One of the phrases in vogue now is something called a “teachable moment”. What that really means is that someone has really screwed things up and in the process of fixing them, you simultaneously show folks how they should behave so as not to screw things up again in the future. Normally, adults apply the teaching/fixing and children do the learning. In this case, I think the football players at Maryland can take advantage of a “teachable moment” and be the fixers/teachers for the football coaches and the Maryland board of Regents. Will they step forward and take that mantle?
- We shall see…
Moving up a level in the football hierarchy, the NFL trade deadline passed yesterday afternoon. Before I comment on a couple of the transactions from yesterday, let me say that the NFL’s trading rules are far superior to those in MLB.
- First, the deadline is around the halfway point in the season. In baseball, the halfway point is around the end of June, but the trade deadline is not until the end of July.
- Second, once the NFL trade deadline is passed, there are no “secondary markets” for things that are trades but are not labeled as such with concocted processes like revocable waivers and the like.
- MLB would do well to emulate the NFL model when it comes to trading players in the middle of a season.
Several players moved around the NFL in transactions yesterday and some of the movements were interesting:
- The Packers traded Ty Montgomery to the Ravens for a 7th round pick. Montgomery is not a star player, but he is a useful player despite his boneheaded decision to try to return a kickoff at the end of last Sunday’s game against the Rams. A 7th round pick is the trade equivalent of a duffel bag full of practice footballs and a used kicking tee. That trade seems like the Packers’ recognition that he had to be separated from the team and that a 7th round pick is better than just cutting Montgomery outright.
- The Packers also traded safety, Ha Ha Clinton-Dix to the Skins for a 4th round pick. I don’t get that move at all; Dix had started every game for the Packers this year. Maybe the fact that he will be an unrestricted free agent at the end of this year was the motivation for the Packers’ decision? In any event, the Skins did well with that move.

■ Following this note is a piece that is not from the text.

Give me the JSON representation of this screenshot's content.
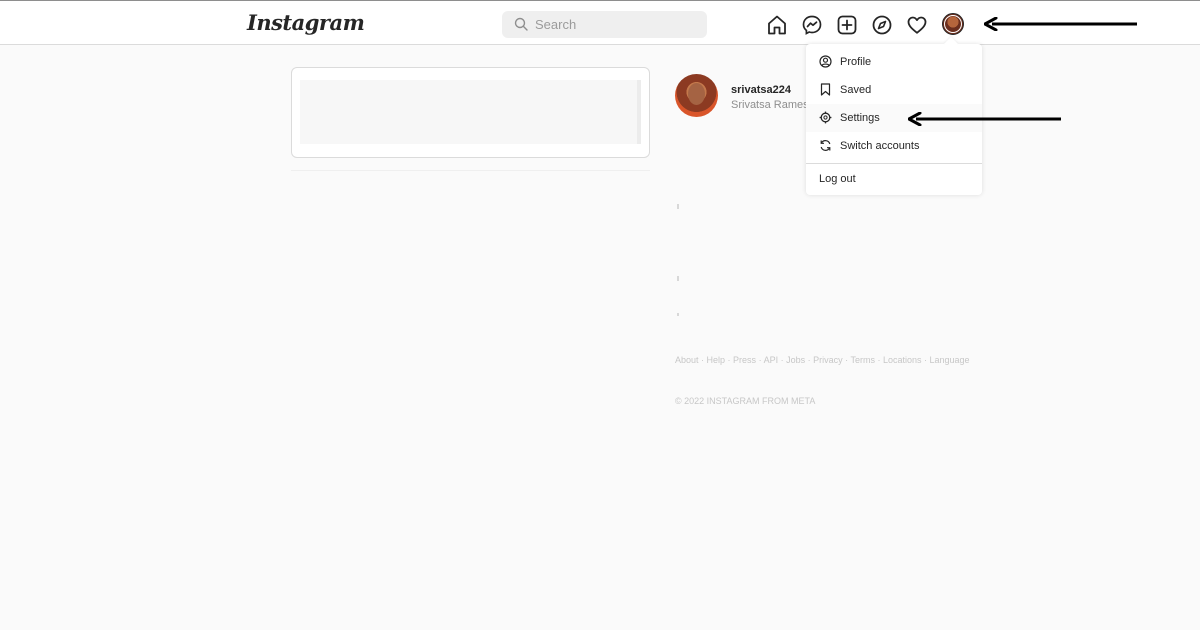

- The Texans needed a WR after Will Fuller tore his ACL in the game last Sunday. They got Demaryius Thomas from the Broncos for a 4th round pick and an exchange of draft positions in the 7th round.
- The Rams acquired an edge rusher in Dante Fowler from the Jags for a 3rd round pick next year and a 5th round pick in 2020. I don’t understand this move at all from the Jags’ perspective. The Jags win with their defense and not their offense; that cannot be news to anyone who follows the NFL even perfunctorily. So, why weaken that part of the team without getting back an asset for the underachieving offensive unit?
- The Eagles got Golden Tate from the Lions for a 3rd round pick. I do not get that move from the Eagles’ perspective. They need to upgrade their running game more than they need to upgrade their WR corps. Moreover, Tate will be a free agent at the end of this year and his contract demands were too rich for the Lions, so the odds are that the Eagles traded away a 3rd round pick to “rent” golden Tate for an 8-game playoff run.
Finally, here is a definition from The Official Dictionary of Sarcasm:
“Atheist: A person who privately prays that they don’t turn out to be wrong.”
But don’t get me wrong, I love sports………